(Items from a dataset)
■ ■ ■ ■ ■ ■ ■

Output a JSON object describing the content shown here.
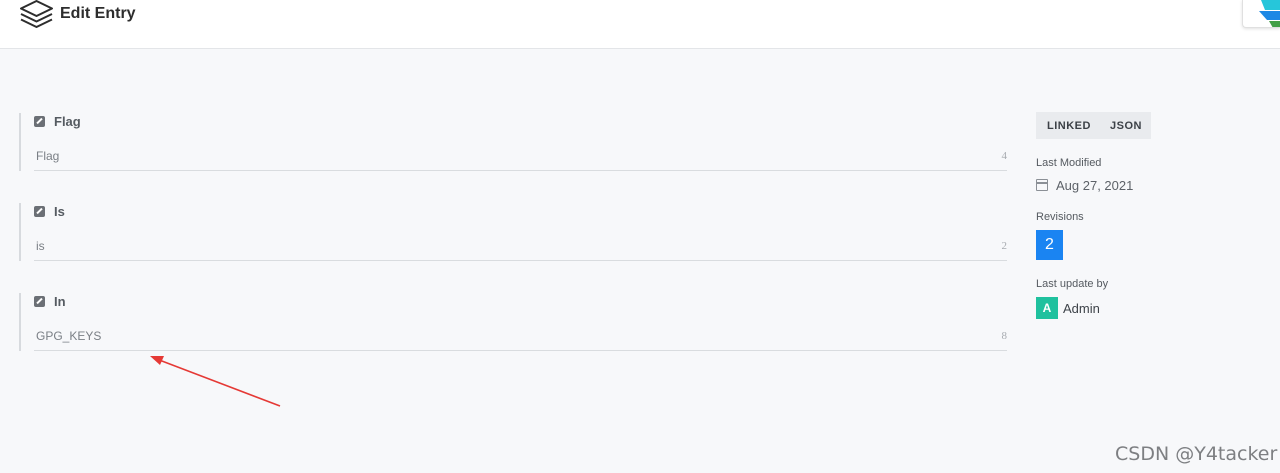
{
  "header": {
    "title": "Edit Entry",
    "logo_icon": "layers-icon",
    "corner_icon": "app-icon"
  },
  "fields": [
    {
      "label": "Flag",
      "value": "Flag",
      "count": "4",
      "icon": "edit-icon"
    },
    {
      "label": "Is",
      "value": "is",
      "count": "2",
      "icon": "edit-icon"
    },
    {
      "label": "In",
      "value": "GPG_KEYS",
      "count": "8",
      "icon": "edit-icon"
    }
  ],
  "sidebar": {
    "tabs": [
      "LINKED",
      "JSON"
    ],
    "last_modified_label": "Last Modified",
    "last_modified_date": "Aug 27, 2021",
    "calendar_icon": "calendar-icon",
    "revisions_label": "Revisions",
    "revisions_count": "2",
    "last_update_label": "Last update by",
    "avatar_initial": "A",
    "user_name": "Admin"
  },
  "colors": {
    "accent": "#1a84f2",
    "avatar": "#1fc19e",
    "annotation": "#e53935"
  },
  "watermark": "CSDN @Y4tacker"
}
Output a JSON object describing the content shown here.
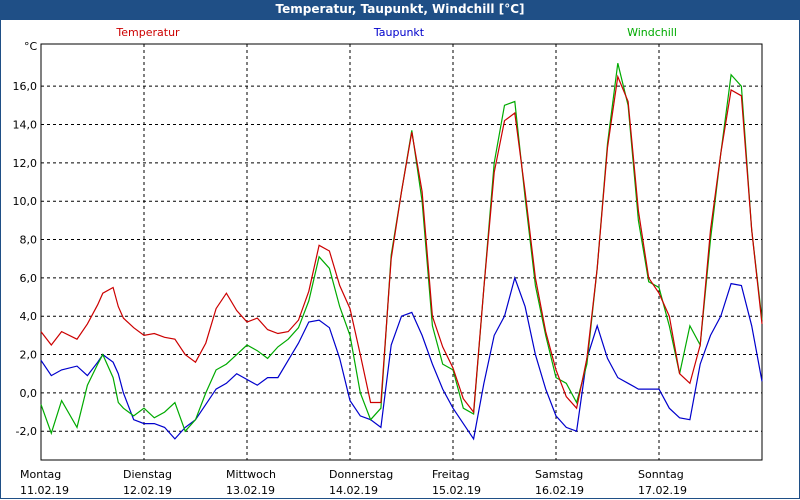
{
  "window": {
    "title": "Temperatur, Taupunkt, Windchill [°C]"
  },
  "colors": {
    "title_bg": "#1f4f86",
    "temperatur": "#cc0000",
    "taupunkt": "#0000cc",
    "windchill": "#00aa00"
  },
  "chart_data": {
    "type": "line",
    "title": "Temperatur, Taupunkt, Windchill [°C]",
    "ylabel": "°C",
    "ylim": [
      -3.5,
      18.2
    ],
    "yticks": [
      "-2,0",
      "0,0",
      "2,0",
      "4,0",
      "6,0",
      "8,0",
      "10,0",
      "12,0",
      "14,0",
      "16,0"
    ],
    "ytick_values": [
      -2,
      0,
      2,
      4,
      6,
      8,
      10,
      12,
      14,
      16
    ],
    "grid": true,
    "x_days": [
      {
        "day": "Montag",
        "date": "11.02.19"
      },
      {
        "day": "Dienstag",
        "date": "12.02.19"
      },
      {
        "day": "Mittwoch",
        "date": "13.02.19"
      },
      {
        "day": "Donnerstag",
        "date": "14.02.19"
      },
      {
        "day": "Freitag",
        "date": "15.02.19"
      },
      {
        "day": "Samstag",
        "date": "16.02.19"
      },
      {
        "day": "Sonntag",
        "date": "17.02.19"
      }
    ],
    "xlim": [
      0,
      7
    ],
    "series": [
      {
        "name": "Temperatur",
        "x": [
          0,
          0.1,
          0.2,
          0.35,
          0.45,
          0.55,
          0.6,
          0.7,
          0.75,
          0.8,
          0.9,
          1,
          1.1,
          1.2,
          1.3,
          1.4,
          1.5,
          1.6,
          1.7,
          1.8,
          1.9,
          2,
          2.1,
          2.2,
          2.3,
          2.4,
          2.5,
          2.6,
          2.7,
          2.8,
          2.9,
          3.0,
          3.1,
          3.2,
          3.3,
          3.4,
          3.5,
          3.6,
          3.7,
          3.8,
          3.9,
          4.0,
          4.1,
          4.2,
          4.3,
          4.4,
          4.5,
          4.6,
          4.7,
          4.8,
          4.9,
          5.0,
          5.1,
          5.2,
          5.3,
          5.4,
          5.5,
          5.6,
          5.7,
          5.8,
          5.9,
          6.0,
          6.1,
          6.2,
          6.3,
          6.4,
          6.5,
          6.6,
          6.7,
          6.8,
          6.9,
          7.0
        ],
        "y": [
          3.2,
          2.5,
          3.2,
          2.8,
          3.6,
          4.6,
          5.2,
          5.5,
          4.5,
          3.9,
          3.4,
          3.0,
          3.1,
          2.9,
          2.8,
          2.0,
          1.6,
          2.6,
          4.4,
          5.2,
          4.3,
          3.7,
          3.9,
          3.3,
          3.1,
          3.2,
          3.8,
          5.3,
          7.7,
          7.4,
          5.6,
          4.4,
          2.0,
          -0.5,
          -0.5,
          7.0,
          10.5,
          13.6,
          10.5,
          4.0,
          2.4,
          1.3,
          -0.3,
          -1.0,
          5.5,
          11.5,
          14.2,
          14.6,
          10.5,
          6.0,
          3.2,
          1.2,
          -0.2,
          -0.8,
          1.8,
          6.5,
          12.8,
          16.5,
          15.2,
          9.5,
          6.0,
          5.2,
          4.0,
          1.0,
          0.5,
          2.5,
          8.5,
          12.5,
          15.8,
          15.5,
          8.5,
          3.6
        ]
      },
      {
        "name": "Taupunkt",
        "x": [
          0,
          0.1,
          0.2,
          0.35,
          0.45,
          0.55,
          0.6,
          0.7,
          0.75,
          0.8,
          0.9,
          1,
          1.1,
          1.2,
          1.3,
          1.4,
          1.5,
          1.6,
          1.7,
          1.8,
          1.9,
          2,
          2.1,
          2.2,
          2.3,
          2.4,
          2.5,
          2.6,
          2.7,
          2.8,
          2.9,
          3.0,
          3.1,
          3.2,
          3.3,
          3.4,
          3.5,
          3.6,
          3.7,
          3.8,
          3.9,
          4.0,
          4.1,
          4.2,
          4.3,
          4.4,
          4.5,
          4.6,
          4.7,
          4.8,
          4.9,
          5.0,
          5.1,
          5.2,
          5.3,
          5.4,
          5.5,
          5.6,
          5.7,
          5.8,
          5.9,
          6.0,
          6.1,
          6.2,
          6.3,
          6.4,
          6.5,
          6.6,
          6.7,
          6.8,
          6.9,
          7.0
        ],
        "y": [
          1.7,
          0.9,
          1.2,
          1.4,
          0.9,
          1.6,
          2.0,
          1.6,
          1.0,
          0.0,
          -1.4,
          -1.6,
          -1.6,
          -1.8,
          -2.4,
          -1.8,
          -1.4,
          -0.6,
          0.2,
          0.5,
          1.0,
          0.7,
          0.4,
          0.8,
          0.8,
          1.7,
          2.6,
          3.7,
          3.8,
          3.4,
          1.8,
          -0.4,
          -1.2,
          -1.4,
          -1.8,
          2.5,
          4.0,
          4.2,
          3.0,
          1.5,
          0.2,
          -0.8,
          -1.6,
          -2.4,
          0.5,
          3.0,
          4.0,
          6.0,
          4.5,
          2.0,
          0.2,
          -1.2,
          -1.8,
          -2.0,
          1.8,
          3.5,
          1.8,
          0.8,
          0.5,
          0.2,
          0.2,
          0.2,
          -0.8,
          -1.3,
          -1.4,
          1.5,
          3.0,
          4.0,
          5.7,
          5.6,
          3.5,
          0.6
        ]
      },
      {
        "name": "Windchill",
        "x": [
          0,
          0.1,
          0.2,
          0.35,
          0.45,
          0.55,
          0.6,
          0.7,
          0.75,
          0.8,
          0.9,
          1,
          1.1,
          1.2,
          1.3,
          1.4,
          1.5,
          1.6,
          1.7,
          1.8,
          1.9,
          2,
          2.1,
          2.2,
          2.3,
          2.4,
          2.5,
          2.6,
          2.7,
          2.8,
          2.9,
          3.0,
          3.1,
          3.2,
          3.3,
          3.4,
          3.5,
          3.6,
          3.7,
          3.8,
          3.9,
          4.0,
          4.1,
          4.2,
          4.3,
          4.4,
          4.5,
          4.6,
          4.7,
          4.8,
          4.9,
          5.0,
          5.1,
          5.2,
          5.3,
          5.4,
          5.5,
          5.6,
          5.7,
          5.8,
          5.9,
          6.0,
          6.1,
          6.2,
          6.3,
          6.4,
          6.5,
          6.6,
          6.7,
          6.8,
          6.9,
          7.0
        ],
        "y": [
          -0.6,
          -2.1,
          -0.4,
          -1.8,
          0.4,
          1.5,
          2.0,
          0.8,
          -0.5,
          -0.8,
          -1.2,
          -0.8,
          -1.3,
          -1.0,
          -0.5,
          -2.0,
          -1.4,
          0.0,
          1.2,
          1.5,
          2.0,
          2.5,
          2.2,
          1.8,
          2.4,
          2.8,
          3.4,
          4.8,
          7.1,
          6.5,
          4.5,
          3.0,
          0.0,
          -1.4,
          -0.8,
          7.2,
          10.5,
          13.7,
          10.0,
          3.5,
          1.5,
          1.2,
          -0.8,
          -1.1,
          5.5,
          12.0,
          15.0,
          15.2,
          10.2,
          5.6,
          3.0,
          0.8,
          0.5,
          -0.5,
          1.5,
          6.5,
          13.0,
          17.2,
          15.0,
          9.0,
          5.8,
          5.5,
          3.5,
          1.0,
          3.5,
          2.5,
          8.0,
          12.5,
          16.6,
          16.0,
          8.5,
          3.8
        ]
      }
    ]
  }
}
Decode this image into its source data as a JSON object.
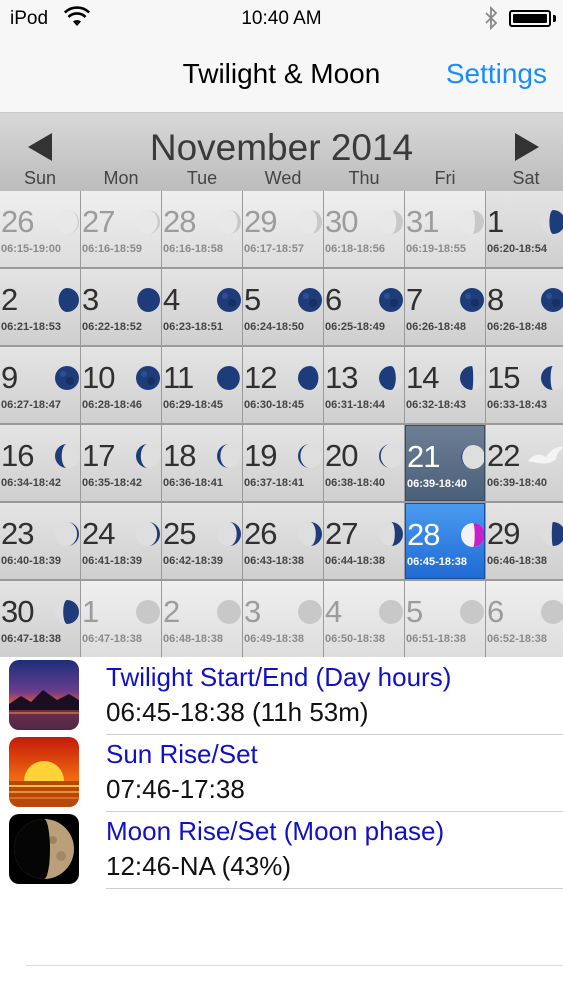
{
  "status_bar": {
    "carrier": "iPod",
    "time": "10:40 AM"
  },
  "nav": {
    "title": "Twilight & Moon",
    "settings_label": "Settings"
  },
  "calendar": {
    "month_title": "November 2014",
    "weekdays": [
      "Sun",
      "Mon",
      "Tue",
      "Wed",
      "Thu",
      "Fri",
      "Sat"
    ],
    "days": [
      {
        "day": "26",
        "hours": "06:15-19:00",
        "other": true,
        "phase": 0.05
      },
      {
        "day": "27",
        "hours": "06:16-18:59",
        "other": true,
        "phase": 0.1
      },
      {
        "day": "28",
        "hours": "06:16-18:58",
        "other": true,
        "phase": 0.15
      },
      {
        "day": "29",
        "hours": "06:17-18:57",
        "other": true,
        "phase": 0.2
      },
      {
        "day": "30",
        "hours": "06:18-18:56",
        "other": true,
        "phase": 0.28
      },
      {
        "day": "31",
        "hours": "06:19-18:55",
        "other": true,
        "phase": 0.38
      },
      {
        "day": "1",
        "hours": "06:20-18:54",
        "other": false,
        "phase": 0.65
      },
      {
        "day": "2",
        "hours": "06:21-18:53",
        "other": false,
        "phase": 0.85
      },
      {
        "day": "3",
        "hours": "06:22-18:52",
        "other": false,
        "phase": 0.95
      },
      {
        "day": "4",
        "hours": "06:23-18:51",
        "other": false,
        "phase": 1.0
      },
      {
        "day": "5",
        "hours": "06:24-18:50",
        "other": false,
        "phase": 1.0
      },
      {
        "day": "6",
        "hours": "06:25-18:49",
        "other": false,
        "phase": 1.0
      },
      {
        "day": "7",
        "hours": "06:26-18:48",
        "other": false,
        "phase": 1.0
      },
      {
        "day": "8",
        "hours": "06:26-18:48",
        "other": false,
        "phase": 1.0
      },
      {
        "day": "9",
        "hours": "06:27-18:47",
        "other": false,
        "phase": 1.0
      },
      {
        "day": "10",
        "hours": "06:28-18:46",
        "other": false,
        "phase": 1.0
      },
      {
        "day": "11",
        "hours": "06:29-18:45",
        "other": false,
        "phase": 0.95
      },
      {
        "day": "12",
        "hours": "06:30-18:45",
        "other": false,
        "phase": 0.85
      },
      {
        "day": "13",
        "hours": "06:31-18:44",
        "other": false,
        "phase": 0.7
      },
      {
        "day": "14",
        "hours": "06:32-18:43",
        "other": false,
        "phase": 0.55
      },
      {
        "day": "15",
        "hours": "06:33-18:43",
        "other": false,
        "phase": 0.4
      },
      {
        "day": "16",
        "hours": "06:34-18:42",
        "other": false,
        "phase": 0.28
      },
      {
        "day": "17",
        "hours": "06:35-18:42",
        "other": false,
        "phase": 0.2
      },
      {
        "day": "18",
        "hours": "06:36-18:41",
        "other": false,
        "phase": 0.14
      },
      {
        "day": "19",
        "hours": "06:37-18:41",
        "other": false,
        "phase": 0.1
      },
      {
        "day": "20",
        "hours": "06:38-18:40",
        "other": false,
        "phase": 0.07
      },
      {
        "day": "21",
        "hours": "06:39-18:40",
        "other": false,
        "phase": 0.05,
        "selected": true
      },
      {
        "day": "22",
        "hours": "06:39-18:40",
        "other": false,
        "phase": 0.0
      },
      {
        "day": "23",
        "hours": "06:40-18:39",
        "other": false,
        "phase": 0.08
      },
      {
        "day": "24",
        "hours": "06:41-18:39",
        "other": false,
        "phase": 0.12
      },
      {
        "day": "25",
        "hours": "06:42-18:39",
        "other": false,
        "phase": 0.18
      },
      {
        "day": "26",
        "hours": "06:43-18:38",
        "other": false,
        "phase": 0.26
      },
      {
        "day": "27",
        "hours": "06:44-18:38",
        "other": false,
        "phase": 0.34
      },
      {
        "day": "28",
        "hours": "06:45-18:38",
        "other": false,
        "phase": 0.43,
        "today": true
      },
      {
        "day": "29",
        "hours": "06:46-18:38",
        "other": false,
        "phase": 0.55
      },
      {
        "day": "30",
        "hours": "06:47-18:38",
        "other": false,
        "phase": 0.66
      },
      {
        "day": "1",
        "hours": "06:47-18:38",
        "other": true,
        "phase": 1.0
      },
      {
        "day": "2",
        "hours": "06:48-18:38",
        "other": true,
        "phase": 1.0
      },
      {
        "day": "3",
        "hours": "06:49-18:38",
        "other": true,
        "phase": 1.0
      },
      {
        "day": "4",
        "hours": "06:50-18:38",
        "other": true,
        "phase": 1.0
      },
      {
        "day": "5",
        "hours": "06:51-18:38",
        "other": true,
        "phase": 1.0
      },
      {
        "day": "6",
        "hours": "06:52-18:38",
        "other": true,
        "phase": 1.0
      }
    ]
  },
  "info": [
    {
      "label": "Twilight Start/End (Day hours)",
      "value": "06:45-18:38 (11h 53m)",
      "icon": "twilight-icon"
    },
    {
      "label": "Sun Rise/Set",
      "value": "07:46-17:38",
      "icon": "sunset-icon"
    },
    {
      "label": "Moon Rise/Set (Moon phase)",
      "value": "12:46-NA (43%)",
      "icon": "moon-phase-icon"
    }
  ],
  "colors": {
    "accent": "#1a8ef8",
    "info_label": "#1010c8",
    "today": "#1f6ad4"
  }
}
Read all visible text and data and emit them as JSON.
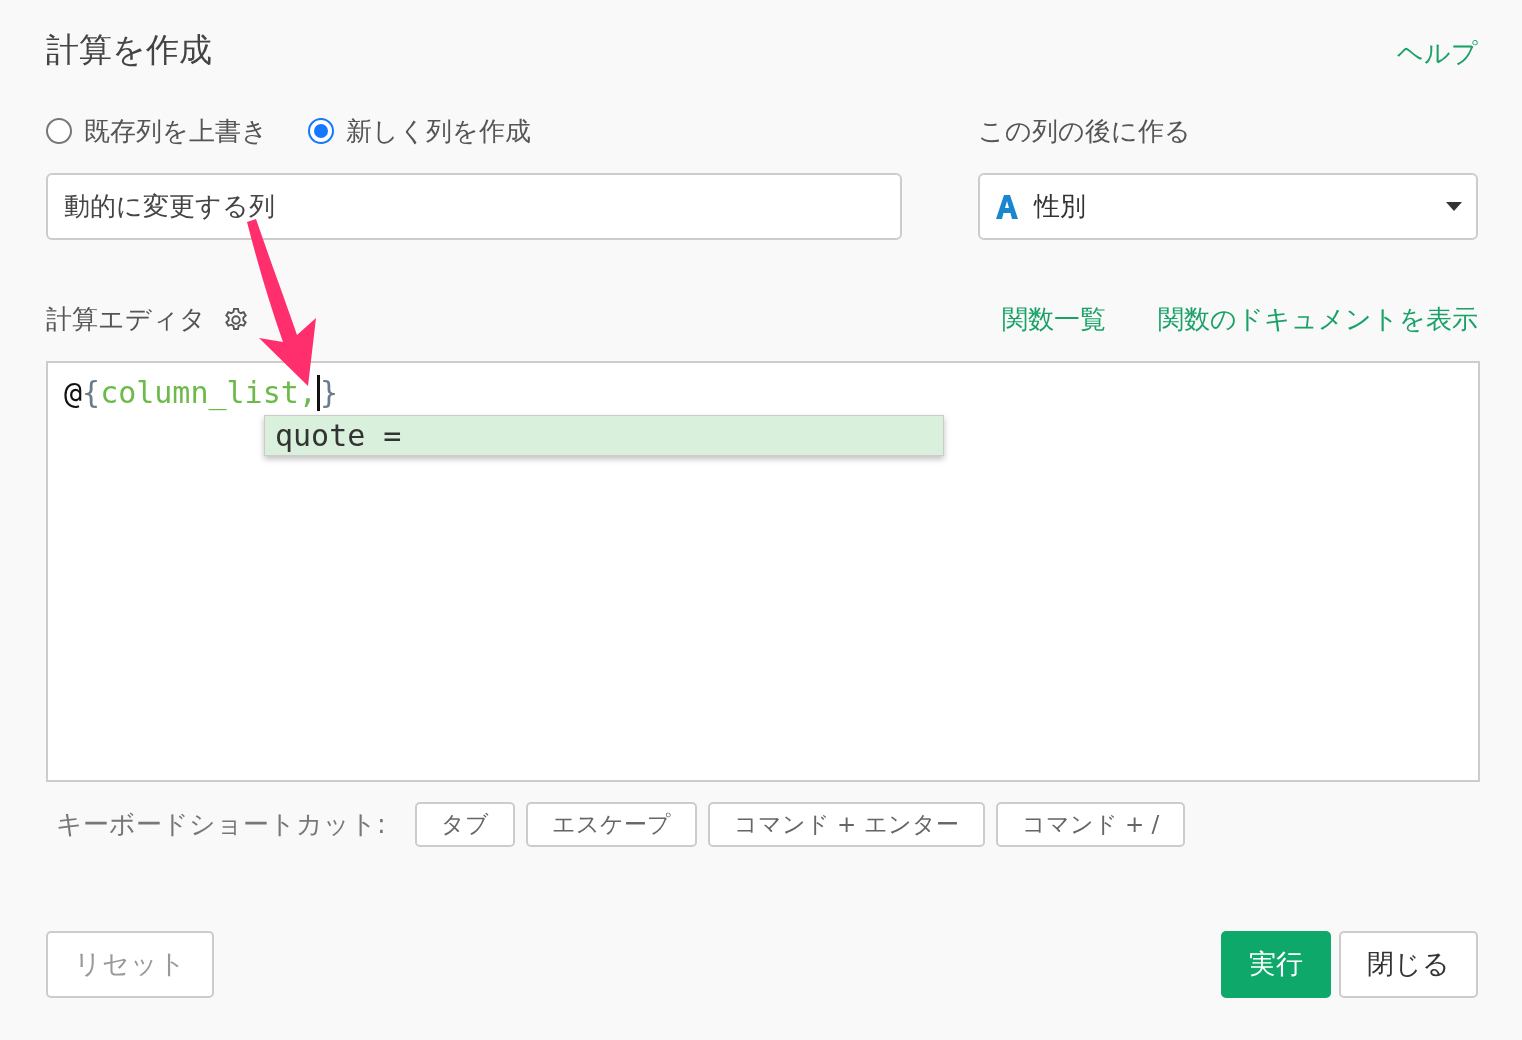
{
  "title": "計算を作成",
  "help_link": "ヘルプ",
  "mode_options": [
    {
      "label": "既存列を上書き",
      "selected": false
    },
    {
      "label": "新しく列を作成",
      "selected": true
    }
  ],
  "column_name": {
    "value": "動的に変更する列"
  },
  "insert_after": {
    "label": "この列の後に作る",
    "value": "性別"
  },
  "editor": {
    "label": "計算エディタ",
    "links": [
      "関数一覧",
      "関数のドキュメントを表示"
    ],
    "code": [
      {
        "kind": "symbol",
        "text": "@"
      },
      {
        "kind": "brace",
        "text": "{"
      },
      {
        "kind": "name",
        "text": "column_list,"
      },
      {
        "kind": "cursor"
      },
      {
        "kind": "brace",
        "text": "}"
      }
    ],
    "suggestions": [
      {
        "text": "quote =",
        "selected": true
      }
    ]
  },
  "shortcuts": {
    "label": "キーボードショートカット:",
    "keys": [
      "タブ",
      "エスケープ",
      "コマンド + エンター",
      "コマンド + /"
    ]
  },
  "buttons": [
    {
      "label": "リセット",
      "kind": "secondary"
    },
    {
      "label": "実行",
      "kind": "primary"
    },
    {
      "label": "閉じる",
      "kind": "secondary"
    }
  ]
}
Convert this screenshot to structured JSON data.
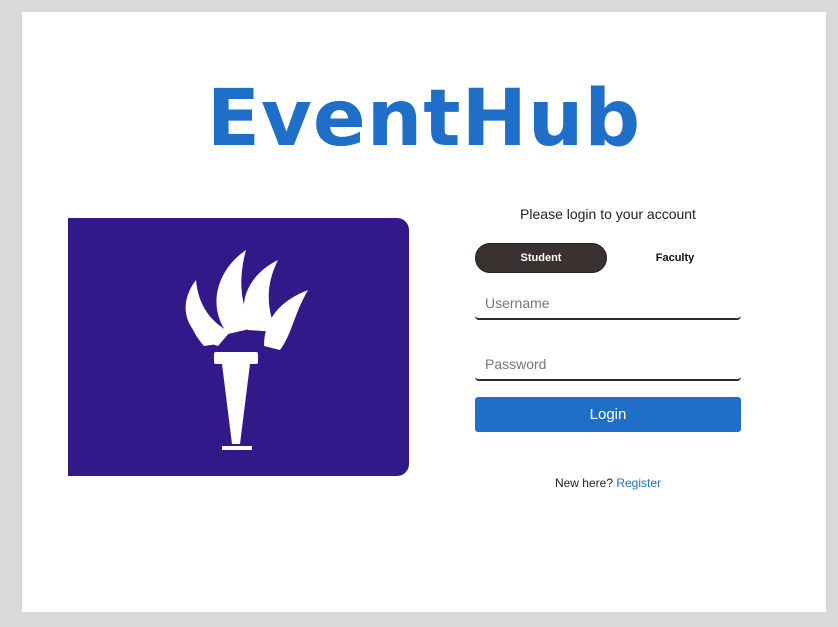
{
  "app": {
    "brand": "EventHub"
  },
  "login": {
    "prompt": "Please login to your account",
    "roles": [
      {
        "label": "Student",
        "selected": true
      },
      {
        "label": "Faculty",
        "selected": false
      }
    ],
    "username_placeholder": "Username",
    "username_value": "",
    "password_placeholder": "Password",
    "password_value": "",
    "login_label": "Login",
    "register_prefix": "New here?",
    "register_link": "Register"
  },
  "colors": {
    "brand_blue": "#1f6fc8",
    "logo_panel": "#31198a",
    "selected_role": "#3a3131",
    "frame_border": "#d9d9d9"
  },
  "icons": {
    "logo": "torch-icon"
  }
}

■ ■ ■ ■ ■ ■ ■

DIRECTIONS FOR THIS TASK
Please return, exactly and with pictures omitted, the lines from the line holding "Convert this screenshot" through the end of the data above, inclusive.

ANSWER TO THIS EXERCISE
Convert this screenshot to structured JSON data.
{
  "app": {
    "brand": "EventHub"
  },
  "login": {
    "prompt": "Please login to your account",
    "roles": [
      {
        "label": "Student",
        "selected": true
      },
      {
        "label": "Faculty",
        "selected": false
      }
    ],
    "username_placeholder": "Username",
    "username_value": "",
    "password_placeholder": "Password",
    "password_value": "",
    "login_label": "Login",
    "register_prefix": "New here?",
    "register_link": "Register"
  },
  "colors": {
    "brand_blue": "#1f6fc8",
    "logo_panel": "#31198a",
    "selected_role": "#3a3131",
    "frame_border": "#d9d9d9"
  },
  "icons": {
    "logo": "torch-icon"
  }
}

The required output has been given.